A big name college does not determine your future

Jack Parsons


Illustration by Will Ethridge.

From the outside, my uncle lives the life of someone who had everything lined up for him. He resides comfortably in Aspen, Colorado, where he runs an upscale Italian restaurant, lives in his own apartment, skiis, mountain bikes and can call Lance Armstrong one of his best friends. If it is not already apparent, he has achieved his definition of success, which consists of financial comfortability, mental wellness and personal happiness.

As a Redwood student, you may be under the common impression that my uncle did well in high school, graduated from a “brand” name college and thus was able to reach the level of happiness and success that he considers himself to be at today. In fact, his trajectory was nearly the opposite of that: he got mediocre grades, attended a stereotypical “party” school with an 83 percent acceptance rate and yet still was able to achieve fulfillment.

As it is now May and the school year is drawing to a close, a majority of seniors seemingly have a large step of their life finally laid out before them: where they will be attending college in the coming fall or spring semester. Months of hard work—standardized tests, college counselors, tutors, teacher recommendations—has (hopefully) given them the return that they deserve. And they look exhausted.

Redwood is known to breed a competitive student body where many students attend elite and highly ranked universities and later go on to achieve success post-graduation. While this has fostered a motivating and rigorous school environment that benefits most, it also comes at a cost. Many factors involving school and the overall environment in Marin County have created a well-fed stigma around the Redwood campus: the only way to succeed in life is to start by earning a degree from a recognizable college, such as a UC or an Ivy League school. I’m here to tell you that that is far from the truth.

I didn’t preface this opinion with the story of my uncle to brag, but rather to shed light on the reality of life.
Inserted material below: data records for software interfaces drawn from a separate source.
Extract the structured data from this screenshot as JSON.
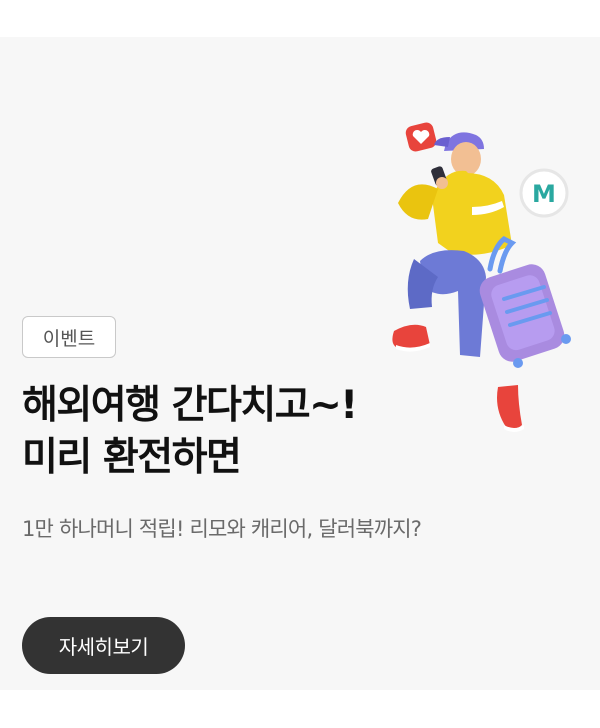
{
  "banner": {
    "badge": "이벤트",
    "headline": [
      "해외여행 간다치고~!",
      "미리 환전하면"
    ],
    "subtitle": "1만 하나머니 적립! 리모와 캐리어, 달러북까지?",
    "cta_label": "자세히보기",
    "logo_letter": "M",
    "illustration": {
      "icons": [
        "heart-icon",
        "traveler-figure",
        "suitcase-icon",
        "m-logo-icon"
      ]
    },
    "colors": {
      "background": "#f7f7f7",
      "cta": "#333333",
      "heart_badge": "#e8443c",
      "jacket": "#f2d21e",
      "suitcase": "#a98be0"
    }
  }
}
Although he may seem like a random person who somehow got lucky by landing a lucrative job without a prestigious college degree, he is one of many Americans who is doing just fine. I am familiar with many more of these kinds of people, especially my father, who claims he achieved success through his people skills and hard work ethic. He attended a small school on California’s coast which also had an acceptance rate of 83 percent.

Although I am not here to argue the definition of success, it definitely comes into play when students choose college. A recent self-reported Bark survey found that 47 percent of students felt that post high school and college success constitutes achieving a sense of contentment in life (regardless of financial status). Many argue that it is hard to be content in life without financial security. However, most Redwood students don’t know what true financial security means. In Marin County, we often live or are constantly exposed to excess: beautiful homes, nice cars, trips to Europe in the summer. For those who have never lived outside of Marin, it would be hard to believe that happiness can be achieved without a six-figure-salary, and rightfully so. It is very hard to scrape by in Marin without that. However, it is important to know that there are so many other places in the United States that don’t require nearly as much wealth to comfortably reside with a house, family and a good attitude towards life.

For the 13 percent that believed that post grad success does require some form of material wealth, attending a prestigious college does not necessarily secure someone with a high paying job and route to success. Across the board, most employers agree that a person’s social skills and knowledge of the field in which they work matter far more than where they got their college degree. According to the Times magazine, “Employers seek people with skills that apply to the particular job—and who have the ability to solve problems and work in a team.” In other words, a degree from MIT and a degree from Sonoma State University could mean the same thing if the skills and personality are fit for the given job.

Opponents of that argument will bring up the statistics that show how Ivy League graduates, on average, earn higher salaries than the graduates of your average state school. While this may be true, their higher salary has more to do with the fact that they are some of the brightest people on earth. They are smarter and more talented than most of us, which is why they were admitted in the first place. Their material success is not necessarily because of where they got their education, but because they are the most skillful and intelligent people in the world.

So for those of you who looked at the map in this paper and felt ashamed that you aren’t going to be attending as “good” of a college as some of your peers are, there is one thing that is essential to remember: regardless of what your definition of success is, or how much you think college matters in the grand scheme of life, there is always a place in society in which you can consider yourself successful. College does not determine that. It’s your personality, dedication to a specific field of work and overall attitude in life that will get you much further in life.